[EXERCISE AIM]
Look below and pull out each line with the word "label".

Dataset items
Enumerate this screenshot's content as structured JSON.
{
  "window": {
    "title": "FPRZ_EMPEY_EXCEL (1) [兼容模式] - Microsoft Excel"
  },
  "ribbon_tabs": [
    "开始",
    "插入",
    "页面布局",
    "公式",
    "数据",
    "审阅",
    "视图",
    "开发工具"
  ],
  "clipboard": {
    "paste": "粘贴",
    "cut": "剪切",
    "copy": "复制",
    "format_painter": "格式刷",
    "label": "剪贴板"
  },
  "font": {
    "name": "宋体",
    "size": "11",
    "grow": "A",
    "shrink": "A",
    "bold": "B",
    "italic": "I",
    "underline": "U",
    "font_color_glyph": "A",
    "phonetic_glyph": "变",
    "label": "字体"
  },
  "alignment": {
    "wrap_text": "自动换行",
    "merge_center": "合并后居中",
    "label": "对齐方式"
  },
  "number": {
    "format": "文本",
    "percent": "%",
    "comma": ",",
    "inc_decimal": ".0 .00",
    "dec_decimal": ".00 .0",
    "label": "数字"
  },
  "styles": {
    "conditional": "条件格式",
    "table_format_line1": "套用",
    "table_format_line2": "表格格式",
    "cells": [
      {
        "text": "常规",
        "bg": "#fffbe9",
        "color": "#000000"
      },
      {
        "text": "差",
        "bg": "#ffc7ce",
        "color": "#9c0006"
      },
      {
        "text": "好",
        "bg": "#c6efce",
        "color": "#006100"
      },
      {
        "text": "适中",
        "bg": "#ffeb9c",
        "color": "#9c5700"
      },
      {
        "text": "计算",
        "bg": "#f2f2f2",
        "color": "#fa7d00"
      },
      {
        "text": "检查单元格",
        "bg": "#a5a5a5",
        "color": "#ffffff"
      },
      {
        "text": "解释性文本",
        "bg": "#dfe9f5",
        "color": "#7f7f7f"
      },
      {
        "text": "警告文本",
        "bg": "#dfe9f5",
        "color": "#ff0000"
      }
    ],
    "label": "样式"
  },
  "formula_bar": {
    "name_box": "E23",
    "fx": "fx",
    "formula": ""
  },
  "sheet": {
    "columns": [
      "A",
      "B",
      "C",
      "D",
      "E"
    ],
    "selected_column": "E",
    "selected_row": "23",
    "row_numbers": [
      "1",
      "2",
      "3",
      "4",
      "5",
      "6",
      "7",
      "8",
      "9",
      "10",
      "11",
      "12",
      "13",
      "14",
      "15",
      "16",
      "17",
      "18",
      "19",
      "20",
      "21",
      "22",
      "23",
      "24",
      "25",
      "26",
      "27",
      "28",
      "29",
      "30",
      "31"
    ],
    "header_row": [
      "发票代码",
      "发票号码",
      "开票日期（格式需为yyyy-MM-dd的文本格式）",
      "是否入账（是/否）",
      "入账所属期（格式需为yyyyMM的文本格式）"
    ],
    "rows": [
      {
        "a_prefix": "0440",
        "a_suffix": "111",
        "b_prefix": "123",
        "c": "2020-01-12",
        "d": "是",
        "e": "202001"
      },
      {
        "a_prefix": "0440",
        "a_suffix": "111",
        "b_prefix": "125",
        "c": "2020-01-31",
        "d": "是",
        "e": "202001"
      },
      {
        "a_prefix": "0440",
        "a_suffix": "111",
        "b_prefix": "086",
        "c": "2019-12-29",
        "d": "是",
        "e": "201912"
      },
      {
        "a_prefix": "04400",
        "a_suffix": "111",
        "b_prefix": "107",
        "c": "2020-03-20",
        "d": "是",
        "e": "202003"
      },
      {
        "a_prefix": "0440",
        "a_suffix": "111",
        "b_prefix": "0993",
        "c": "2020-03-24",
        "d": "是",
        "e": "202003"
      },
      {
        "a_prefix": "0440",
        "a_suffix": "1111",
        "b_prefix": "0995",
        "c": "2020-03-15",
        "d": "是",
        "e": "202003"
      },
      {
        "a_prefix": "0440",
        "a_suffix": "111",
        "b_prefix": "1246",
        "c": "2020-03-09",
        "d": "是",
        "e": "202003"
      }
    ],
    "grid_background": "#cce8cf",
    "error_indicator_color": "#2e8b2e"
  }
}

[THE ANSWER]
    "label": "剪贴板"
    "label": "字体"
    "label": "对齐方式"
    "label": "数字"
    "label": "样式"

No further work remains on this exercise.